WordPress Widgets: Refactoring, Part 6 There's a problem we're facing with namespaces and autoloading and that's what we're going to review.

You should be well-versed in the refactoring we’re doing regarding the WordPress Widget Boilerplate. If not, I recommend catching up on the series thus far by:

As far as the code base goes, we’re in a good place right now. We’ve begun to refactor much of the code into smaller, more focused classes. And we’ve just set up a Registry so that we can begin working with instances of objects throughout the plugin without the need for too much coupling.

But there’s still a problem we’re facing and it deals with namespaces and autoloading. I’ve talked a bit about this a couple of years ago but not as it relates to Composer.

And that’s what we’re going to look at in this post.

The WordPress Widget Boilerplate: Refactoring, Part 6

In the second post of this series, we started talking about Composer. If you ask most PHP developers (including those who work WordPress), you’re likely to hear that Composer is a package manager or a dependency manager.


In short, it’s a way for us to bring third-party libraries into our project and then utilize their features (so we don’t have to write our own code to do so).

But there’s another feature that Composer offers that’s of immense utility especially when you’re using a lot of classes and don’t want to use require_once statements throughout your code base.

And that’s the autoloader.

⚠️ Hey, Wait!

Thanks for your interest in this article!
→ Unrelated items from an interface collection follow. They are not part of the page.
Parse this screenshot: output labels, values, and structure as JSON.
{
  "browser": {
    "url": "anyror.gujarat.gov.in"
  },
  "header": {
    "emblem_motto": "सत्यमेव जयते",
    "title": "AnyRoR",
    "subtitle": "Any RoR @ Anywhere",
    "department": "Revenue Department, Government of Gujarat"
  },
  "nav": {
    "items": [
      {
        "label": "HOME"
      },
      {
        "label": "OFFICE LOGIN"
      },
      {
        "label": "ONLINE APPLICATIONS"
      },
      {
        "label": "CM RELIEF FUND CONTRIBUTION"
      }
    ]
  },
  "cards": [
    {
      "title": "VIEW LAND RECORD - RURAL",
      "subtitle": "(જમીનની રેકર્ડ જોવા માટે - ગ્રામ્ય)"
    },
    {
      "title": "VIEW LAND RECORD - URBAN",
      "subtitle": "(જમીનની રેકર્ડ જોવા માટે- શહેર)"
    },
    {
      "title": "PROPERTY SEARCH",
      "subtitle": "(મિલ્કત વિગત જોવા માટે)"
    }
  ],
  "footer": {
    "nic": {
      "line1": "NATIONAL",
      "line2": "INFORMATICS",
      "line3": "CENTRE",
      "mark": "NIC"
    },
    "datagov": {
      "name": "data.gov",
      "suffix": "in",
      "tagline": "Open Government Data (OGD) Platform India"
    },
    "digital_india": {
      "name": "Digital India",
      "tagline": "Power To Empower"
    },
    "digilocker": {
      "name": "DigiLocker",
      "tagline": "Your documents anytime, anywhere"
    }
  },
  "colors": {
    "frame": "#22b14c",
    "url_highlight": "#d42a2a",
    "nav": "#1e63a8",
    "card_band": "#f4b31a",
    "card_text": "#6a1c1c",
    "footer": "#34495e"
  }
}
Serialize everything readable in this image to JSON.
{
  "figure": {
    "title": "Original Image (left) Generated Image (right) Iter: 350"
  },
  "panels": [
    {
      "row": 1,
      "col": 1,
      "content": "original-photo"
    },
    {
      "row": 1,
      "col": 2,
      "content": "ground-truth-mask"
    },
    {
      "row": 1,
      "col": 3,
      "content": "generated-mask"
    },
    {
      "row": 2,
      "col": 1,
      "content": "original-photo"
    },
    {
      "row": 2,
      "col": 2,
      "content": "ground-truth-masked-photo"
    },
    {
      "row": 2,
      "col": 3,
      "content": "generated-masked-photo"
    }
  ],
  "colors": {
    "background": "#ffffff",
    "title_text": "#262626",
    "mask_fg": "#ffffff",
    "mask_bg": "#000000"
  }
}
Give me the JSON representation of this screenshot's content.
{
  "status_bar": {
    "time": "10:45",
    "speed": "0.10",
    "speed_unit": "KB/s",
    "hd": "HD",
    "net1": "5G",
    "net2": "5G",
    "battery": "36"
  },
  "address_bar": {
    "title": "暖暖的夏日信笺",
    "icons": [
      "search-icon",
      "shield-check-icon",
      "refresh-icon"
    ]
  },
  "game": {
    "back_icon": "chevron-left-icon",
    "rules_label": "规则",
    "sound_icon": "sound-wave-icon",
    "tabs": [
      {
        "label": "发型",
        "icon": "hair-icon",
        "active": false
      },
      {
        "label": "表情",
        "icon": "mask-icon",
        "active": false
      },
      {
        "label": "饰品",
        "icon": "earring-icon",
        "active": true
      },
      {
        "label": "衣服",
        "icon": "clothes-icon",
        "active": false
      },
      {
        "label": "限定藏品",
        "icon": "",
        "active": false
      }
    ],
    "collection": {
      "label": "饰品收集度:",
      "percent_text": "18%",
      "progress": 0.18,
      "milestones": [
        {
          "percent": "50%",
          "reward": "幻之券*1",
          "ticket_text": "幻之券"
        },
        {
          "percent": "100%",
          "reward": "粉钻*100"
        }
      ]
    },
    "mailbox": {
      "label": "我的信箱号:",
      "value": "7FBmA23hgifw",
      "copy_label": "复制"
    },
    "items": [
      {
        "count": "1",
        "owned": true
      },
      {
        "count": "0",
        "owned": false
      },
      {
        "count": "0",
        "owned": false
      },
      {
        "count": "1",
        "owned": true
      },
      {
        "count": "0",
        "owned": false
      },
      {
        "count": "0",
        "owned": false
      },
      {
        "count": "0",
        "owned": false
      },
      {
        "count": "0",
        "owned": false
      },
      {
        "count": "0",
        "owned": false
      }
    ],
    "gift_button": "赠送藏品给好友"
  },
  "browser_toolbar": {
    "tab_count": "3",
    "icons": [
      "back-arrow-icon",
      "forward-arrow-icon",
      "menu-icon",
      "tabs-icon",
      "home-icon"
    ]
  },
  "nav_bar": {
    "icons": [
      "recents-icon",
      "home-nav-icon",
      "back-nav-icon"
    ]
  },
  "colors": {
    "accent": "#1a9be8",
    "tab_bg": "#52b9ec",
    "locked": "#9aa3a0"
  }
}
Note that it's available to members only. If you'd like to review this (and have access to all previous and future articles), check out the membership benefits.

Adding Functionality

Now that we have all of the necessary pieces in place, it’s time to start using Composer, the autoloader, our abstract classes, and our Registry to begin adding some basic functionality to the WordPress Widget Boilerplate so that we have something to show for our work.

For those who are curious, right now I’m planning to keep the branches organized as such:

  • master will be what’s available for anyone and everyone who wants to build a WordPress Widget,
  • develop is strictly for developers include those who know how to use Composer and the topics discussed in this post,
  • release is what will be used to provide a working demo.

For now, though, review what’s covered in this post and we’ll resume this in the next post.